The answer must be an exact copy of every entry.

....

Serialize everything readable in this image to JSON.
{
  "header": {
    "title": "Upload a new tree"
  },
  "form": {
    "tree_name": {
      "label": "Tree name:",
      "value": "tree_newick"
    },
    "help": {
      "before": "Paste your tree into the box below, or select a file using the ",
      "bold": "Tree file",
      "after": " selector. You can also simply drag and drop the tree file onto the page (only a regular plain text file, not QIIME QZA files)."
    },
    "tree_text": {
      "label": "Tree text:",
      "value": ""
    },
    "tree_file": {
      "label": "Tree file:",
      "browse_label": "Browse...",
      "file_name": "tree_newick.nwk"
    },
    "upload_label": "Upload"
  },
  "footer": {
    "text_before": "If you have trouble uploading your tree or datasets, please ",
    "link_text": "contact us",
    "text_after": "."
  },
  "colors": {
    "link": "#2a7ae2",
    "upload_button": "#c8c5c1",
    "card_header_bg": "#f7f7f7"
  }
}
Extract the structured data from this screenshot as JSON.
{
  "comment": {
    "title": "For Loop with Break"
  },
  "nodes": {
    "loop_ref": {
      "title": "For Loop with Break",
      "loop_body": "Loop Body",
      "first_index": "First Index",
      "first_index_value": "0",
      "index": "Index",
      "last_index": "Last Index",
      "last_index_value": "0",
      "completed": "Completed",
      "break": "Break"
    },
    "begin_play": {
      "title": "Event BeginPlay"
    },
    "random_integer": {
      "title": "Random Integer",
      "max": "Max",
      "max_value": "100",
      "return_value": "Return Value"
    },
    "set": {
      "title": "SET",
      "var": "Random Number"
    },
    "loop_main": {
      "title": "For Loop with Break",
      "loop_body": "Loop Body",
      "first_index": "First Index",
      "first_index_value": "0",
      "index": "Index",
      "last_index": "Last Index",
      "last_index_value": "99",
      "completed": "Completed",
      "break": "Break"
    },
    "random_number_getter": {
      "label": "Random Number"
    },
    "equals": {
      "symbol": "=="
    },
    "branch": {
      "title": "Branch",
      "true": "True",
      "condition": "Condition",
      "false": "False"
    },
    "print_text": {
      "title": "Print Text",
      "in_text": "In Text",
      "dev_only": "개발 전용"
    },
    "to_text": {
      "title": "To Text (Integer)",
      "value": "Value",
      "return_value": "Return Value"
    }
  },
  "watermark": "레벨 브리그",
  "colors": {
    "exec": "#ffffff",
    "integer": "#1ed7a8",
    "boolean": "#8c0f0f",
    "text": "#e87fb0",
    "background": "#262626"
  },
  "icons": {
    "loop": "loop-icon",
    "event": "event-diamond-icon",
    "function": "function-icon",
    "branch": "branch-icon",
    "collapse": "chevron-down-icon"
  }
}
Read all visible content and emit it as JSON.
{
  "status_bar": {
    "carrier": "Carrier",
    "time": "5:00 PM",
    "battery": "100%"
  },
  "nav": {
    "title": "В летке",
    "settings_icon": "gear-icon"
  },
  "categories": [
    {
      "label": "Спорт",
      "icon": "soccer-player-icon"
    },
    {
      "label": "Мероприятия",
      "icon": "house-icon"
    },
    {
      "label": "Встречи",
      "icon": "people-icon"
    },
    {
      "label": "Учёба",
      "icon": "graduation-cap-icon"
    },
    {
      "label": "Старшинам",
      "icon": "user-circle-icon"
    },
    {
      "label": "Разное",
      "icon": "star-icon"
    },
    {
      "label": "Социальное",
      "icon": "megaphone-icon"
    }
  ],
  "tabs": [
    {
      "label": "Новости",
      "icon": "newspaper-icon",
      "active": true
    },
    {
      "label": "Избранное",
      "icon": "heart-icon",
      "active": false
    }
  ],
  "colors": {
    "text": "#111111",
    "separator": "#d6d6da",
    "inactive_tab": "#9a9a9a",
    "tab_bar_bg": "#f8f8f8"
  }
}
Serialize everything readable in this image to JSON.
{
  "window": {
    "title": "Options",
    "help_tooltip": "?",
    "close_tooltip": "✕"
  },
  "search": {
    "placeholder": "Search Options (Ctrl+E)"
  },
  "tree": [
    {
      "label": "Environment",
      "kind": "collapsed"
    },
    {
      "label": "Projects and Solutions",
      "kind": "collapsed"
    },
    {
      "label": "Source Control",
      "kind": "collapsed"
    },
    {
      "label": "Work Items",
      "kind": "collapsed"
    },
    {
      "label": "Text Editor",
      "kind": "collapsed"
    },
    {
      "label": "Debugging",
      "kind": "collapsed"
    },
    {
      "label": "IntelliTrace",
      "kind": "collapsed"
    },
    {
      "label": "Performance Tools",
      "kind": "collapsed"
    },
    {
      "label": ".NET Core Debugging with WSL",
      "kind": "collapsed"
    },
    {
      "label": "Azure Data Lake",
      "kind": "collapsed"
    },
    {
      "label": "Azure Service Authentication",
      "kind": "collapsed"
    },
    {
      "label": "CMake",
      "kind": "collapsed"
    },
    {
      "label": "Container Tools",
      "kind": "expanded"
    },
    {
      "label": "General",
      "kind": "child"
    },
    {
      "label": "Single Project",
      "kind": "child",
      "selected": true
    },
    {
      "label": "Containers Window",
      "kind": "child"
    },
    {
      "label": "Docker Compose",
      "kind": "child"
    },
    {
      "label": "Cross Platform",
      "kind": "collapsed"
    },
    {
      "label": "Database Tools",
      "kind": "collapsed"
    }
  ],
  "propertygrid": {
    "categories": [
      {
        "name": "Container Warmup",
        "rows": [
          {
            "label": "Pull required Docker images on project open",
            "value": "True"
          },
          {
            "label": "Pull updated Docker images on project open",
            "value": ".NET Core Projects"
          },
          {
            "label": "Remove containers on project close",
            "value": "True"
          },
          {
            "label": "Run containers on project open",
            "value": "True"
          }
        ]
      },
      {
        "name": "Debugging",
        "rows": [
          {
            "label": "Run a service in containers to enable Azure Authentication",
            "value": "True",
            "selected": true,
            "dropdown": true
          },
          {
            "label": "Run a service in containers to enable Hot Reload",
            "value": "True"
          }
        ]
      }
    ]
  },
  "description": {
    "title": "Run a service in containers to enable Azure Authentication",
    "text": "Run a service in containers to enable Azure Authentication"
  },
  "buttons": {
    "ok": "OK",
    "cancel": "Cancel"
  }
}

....

- [OUTPUT]:
Serialize everything readable in this image to JSON.
{
  "header": {
    "title": "Upload a new tree"
  },
  "form": {
    "tree_name": {
      "label": "Tree name:",
      "value": "tree_newick"
    },
    "help": {
      "before": "Paste your tree into the box below, or select a file using the ",
      "bold": "Tree file",
      "after": " selector. You can also simply drag and drop the tree file onto the page (only a regular plain text file, not QIIME QZA files)."
    },
    "tree_text": {
      "label": "Tree text:",
      "value": ""
    },
    "tree_file": {
      "label": "Tree file:",
      "browse_label": "Browse...",
      "file_name": "tree_newick.nwk"
    },
    "upload_label": "Upload"
  },
  "footer": {
    "text_before": "If you have trouble uploading your tree or datasets, please ",
    "link_text": "contact us",
    "text_after": "."
  },
  "colors": {
    "link": "#2a7ae2",
    "upload_button": "#c8c5c1",
    "card_header_bg": "#f7f7f7"
  }
}
Extract the structured data from this screenshot as JSON.
{
  "comment": {
    "title": "For Loop with Break"
  },
  "nodes": {
    "loop_ref": {
      "title": "For Loop with Break",
      "loop_body": "Loop Body",
      "first_index": "First Index",
      "first_index_value": "0",
      "index": "Index",
      "last_index": "Last Index",
      "last_index_value": "0",
      "completed": "Completed",
      "break": "Break"
    },
    "begin_play": {
      "title": "Event BeginPlay"
    },
    "random_integer": {
      "title": "Random Integer",
      "max": "Max",
      "max_value": "100",
      "return_value": "Return Value"
    },
    "set": {
      "title": "SET",
      "var": "Random Number"
    },
    "loop_main": {
      "title": "For Loop with Break",
      "loop_body": "Loop Body",
      "first_index": "First Index",
      "first_index_value": "0",
      "index": "Index",
      "last_index": "Last Index",
      "last_index_value": "99",
      "completed": "Completed",
      "break": "Break"
    },
    "random_number_getter": {
      "label": "Random Number"
    },
    "equals": {
      "symbol": "=="
    },
    "branch": {
      "title": "Branch",
      "true": "True",
      "condition": "Condition",
      "false": "False"
    },
    "print_text": {
      "title": "Print Text",
      "in_text": "In Text",
      "dev_only": "개발 전용"
    },
    "to_text": {
      "title": "To Text (Integer)",
      "value": "Value",
      "return_value": "Return Value"
    }
  },
  "watermark": "레벨 브리그",
  "colors": {
    "exec": "#ffffff",
    "integer": "#1ed7a8",
    "boolean": "#8c0f0f",
    "text": "#e87fb0",
    "background": "#262626"
  },
  "icons": {
    "loop": "loop-icon",
    "event": "event-diamond-icon",
    "function": "function-icon",
    "branch": "branch-icon",
    "collapse": "chevron-down-icon"
  }
}
Read all visible content and emit it as JSON.
{
  "status_bar": {
    "carrier": "Carrier",
    "time": "5:00 PM",
    "battery": "100%"
  },
  "nav": {
    "title": "В летке",
    "settings_icon": "gear-icon"
  },
  "categories": [
    {
      "label": "Спорт",
      "icon": "soccer-player-icon"
    },
    {
      "label": "Мероприятия",
      "icon": "house-icon"
    },
    {
      "label": "Встречи",
      "icon": "people-icon"
    },
    {
      "label": "Учёба",
      "icon": "graduation-cap-icon"
    },
    {
      "label": "Старшинам",
      "icon": "user-circle-icon"
    },
    {
      "label": "Разное",
      "icon": "star-icon"
    },
    {
      "label": "Социальное",
      "icon": "megaphone-icon"
    }
  ],
  "tabs": [
    {
      "label": "Новости",
      "icon": "newspaper-icon",
      "active": true
    },
    {
      "label": "Избранное",
      "icon": "heart-icon",
      "active": false
    }
  ],
  "colors": {
    "text": "#111111",
    "separator": "#d6d6da",
    "inactive_tab": "#9a9a9a",
    "tab_bar_bg": "#f8f8f8"
  }
}
Serialize everything readable in this image to JSON.
{
  "window": {
    "title": "Options",
    "help_tooltip": "?",
    "close_tooltip": "✕"
  },
  "search": {
    "placeholder": "Search Options (Ctrl+E)"
  },
  "tree": [
    {
      "label": "Environment",
      "kind": "collapsed"
    },
    {
      "label": "Projects and Solutions",
      "kind": "collapsed"
    },
    {
      "label": "Source Control",
      "kind": "collapsed"
    },
    {
      "label": "Work Items",
      "kind": "collapsed"
    },
    {
      "label": "Text Editor",
      "kind": "collapsed"
    },
    {
      "label": "Debugging",
      "kind": "collapsed"
    },
    {
      "label": "IntelliTrace",
      "kind": "collapsed"
    },
    {
      "label": "Performance Tools",
      "kind": "collapsed"
    },
    {
      "label": ".NET Core Debugging with WSL",
      "kind": "collapsed"
    },
    {
      "label": "Azure Data Lake",
      "kind": "collapsed"
    },
    {
      "label": "Azure Service Authentication",
      "kind": "collapsed"
    },
    {
      "label": "CMake",
      "kind": "collapsed"
    },
    {
      "label": "Container Tools",
      "kind": "expanded"
    },
    {
      "label": "General",
      "kind": "child"
    },
    {
      "label": "Single Project",
      "kind": "child",
      "selected": true
    },
    {
      "label": "Containers Window",
      "kind": "child"
    },
    {
      "label": "Docker Compose",
      "kind": "child"
    },
    {
      "label": "Cross Platform",
      "kind": "collapsed"
    },
    {
      "label": "Database Tools",
      "kind": "collapsed"
    }
  ],
  "propertygrid": {
    "categories": [
      {
        "name": "Container Warmup",
        "rows": [
          {
            "label": "Pull required Docker images on project open",
            "value": "True"
          },
          {
            "label": "Pull updated Docker images on project open",
            "value": ".NET Core Projects"
          },
          {
            "label": "Remove containers on project close",
            "value": "True"
          },
          {
            "label": "Run containers on project open",
            "value": "True"
          }
        ]
      },
      {
        "name": "Debugging",
        "rows": [
          {
            "label": "Run a service in containers to enable Azure Authentication",
            "value": "True",
            "selected": true,
            "dropdown": true
          },
          {
            "label": "Run a service in containers to enable Hot Reload",
            "value": "True"
          }
        ]
      }
    ]
  },
  "description": {
    "title": "Run a service in containers to enable Azure Authentication",
    "text": "Run a service in containers to enable Azure Authentication"
  },
  "buttons": {
    "ok": "OK",
    "cancel": "Cancel"
  }
}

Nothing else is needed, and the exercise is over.